HARARE High Court Judge, Justice Joseph Mafusire, has ordered the Central Africa Building Society (CABS) to pay back architects, Stone/Beattie Studio Partnership, US$142 000, which was liquidated into local currency in 2018.
The architects represented by one Penelope Douglas Stone and Richard Harold Stuart Beattie sued CABS as well as the Reserve Bank of Zimbabwe and the Ministry of Finance and Economic Development arguing that if their banker did not pay, then the central bank and treasury should.
Justice Mafusire ruled that the conversion was unconstitutional. The ruling is subject to confirmation by the Constitutional court.
According to the judgement in possession of this publication, Justice Mafusire ruled that the conversion of the United States dollar amount into local currency was unconstitutional.
“The conversion of the amount of US$142 000 standing to the credit of the applicants’ savings account No. 1005428905 with the first respondent as at 28 November 2016 violated Section 71 of the Constitution.
“The first respondent shall pay the applicants the sum of USD142 000, together with interest thereon at the rate of 5 percent per annum from 28 November 2016 to the date of payment,” he ruled.
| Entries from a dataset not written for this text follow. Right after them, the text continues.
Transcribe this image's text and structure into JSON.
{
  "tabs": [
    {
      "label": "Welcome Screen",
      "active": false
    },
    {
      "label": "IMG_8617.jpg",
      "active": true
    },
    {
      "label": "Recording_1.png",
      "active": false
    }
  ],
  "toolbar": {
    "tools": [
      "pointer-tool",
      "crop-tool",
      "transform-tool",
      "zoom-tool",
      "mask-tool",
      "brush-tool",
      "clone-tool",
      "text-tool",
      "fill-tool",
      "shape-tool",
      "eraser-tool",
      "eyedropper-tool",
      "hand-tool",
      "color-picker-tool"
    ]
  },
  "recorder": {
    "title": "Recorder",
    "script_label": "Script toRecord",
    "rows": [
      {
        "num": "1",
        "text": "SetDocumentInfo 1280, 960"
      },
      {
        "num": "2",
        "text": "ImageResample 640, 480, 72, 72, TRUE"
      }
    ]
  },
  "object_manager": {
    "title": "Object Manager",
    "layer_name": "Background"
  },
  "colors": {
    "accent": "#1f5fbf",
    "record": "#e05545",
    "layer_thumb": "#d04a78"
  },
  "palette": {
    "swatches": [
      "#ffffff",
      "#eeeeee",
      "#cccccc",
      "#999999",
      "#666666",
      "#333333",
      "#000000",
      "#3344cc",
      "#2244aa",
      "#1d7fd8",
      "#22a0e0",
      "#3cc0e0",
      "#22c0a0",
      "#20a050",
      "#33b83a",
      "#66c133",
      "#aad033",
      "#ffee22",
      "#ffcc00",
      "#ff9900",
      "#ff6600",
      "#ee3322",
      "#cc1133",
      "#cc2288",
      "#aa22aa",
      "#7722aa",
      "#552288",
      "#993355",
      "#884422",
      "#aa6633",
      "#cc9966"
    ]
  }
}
According to the background, the first respondent is a building society.
“It is a bank or an authorised dealer for the purposes of exchange control regulations. At all relevant times the applicants were in business as architects. They banked with the first respondent.
“As at 28 November 2016, the balance in their account was $142 000. The designation of the account was USD,” reads part of the judgement.
The designation notes the judgement was in line with the currency regime in force at the time. At the time, the national economy was on a multi-currency system.
“That had been the situation since 2009. In terms of that system, the currencies of other countries, specifically the British pound, the Euro, the USD, the South African rand, and the Botswana pula had been made legal tender in Zimbabwe, courtesy of an amendment to the Reserve Bank Act (Chapter 22:15).
“The local currency would float and find its own level in the basket of all these other currencies. Over the years, the local currency depreciated in value so much that it practically became non-existent,” reads part of the judgement.
Stone/Beattie Studio Partnership want back their money — US$142 000.
“If the first respondent, their banker, will not pay, then the second and third respondents, collectively the monetary authorities, should. The applicants allege these monetary authorities are partly the reason the first respondent will not pay.
“The applicants want a whole range of some financial legislation, and certain monetary policies or directives, set aside on the grounds of constitutional invalidity,” reads the judgement.
Stone/Beattie Studio Partnership first came to the court in 2019 and the subject matter was the same. Justice Mafusire said the court ruled in their favour by directing the first respondent to pay.
“The first respondent did not pay. All the respondents appealed separately. The appeals succeeded. The judgment of this court was vacated. That was in March 2021. In August 2021 the applicants were back in this court,” he said.